As a Black woman blogger who sits at the intersection Rap/pop culture and feminism, I have very unique perspective. I am not aware of any other Black woman who has blogged as consistently as long as I have.

Because of this I have had a very particular experience in the blogosphere.

One by one, with bloggers, the majority of whom ran rap blogs, have had moments around gender. I remember when Eskay called Karrine Steffans a “slore.” A combination slut and a whore. I was like, Umm, that shit is not cool.

I remember when I had a conversation with Dallas who argued, and I paraphrase, that the fate of Black people rest on the “respectability” of Black women.  This was based on a conversation around the Duke Rape case. I responded, blood what the ___ are you talking about?  Truth be told, Dallas is the one who named me M.dot, based on the two M’s in Model Minority. It just kinda stuck.

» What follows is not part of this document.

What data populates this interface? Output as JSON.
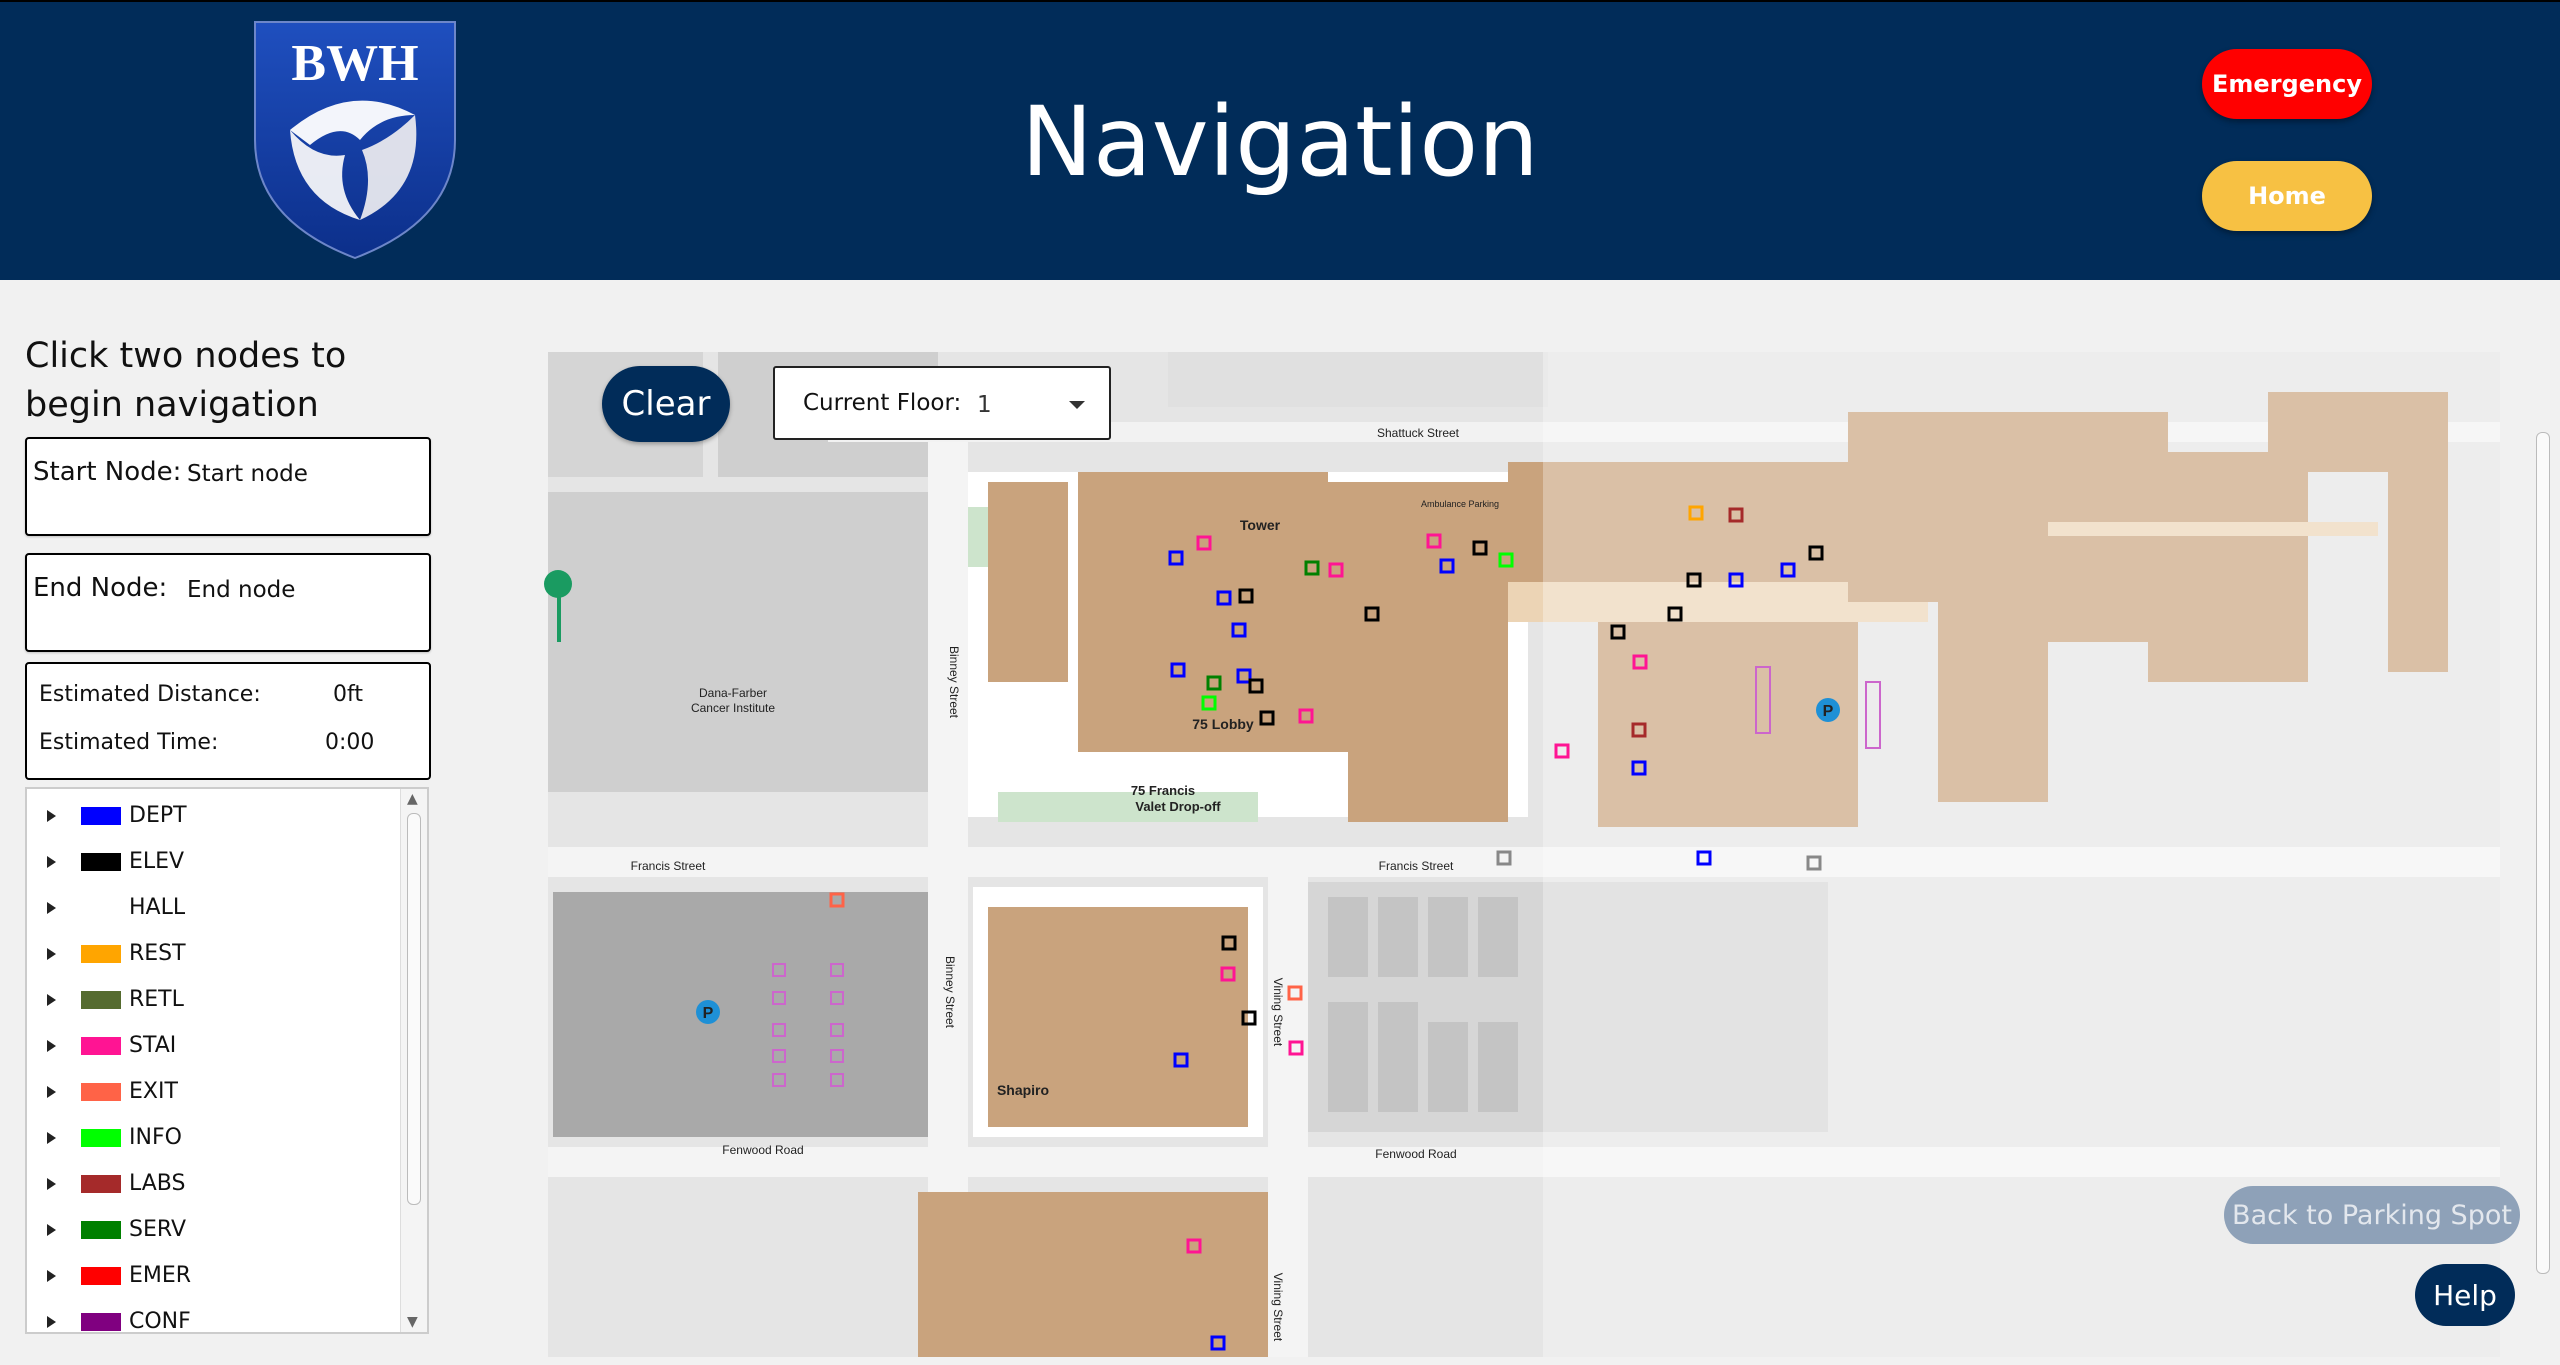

He is also the person who encouraged me to write about the Venus Hottentot and Buffy the Body.  This was kind of a game changer for me because it got me thinking about Black women in music videos from a historical perspective.

Lastly my recent conversations with Ta-Nehisi around “For Colored Girls” and the significance of looking at a text around gender when talking about race, are a  part of this pattern as well.

I guess what I am trying to say is that I am seeing a pattern here of me challenging or questioning Black men online, and me receiving various forms of “nah, pump your breaks” in response.

My interactions Ta-Nehisi’s and John’s are similar in that I supported them, in the way that I could on my blog or with my blog. These men would have gotten to where they are, regardless, as they seem to be committed to what they do.  What is material to me is that I saw that a line was crossed in terms of Black women, I brought it up to them, and I received a variation of  “nah, pump ya breaks.”

Whats the deal with that?

I have thought about writing this since those pictures were posted in 2009. I just wasn’t sure how. My conversations with Ta-Nehisi has clarified the issue in some ways. In fact a comment on his blog, which was brought to my attention by @tkoed on Friday (by the time I saw it the comments were closed) further encouraged me to write this. I was largely inspired based on a comment at Ta-Nehisis’ blog. The commenter, Sorn writes,

…What I see as the major bone of contention is that TNC is speaking from his experience of being a black man, and Renina is speaking from her experience of being a black woman. The language is the same, but the meanings are different, because meaning –on an emotional level– is ultimately derived from personal experience.

I think there is a fascinating conversation that needs to be had here about how each gender is raised to view and interpret the actions and words of the other. Academic literature is important, but what is more important to me, as a reader of this blog, is how the literature sheds light on experience. TNC has repeatedly written about the relationship between hip-hop and the mask worn by young black men, and in my head I took the post on the misogyny of Malcolm X to be along the same lines as earlier posts discussing the same relationship in hip-hop.

When I read this I was like. Damn GINA! Someone gets it! It was at this moment that I realized that I BEEN had something to say it that was time to say it.

Do you think it is significant that one by one, I have crossed a gender line with a few Black men on the internet?

Where is the space to have what Mr. Fantastic call’s “Healing Conversations” about gender? Would you participate in them?

Other thoughts?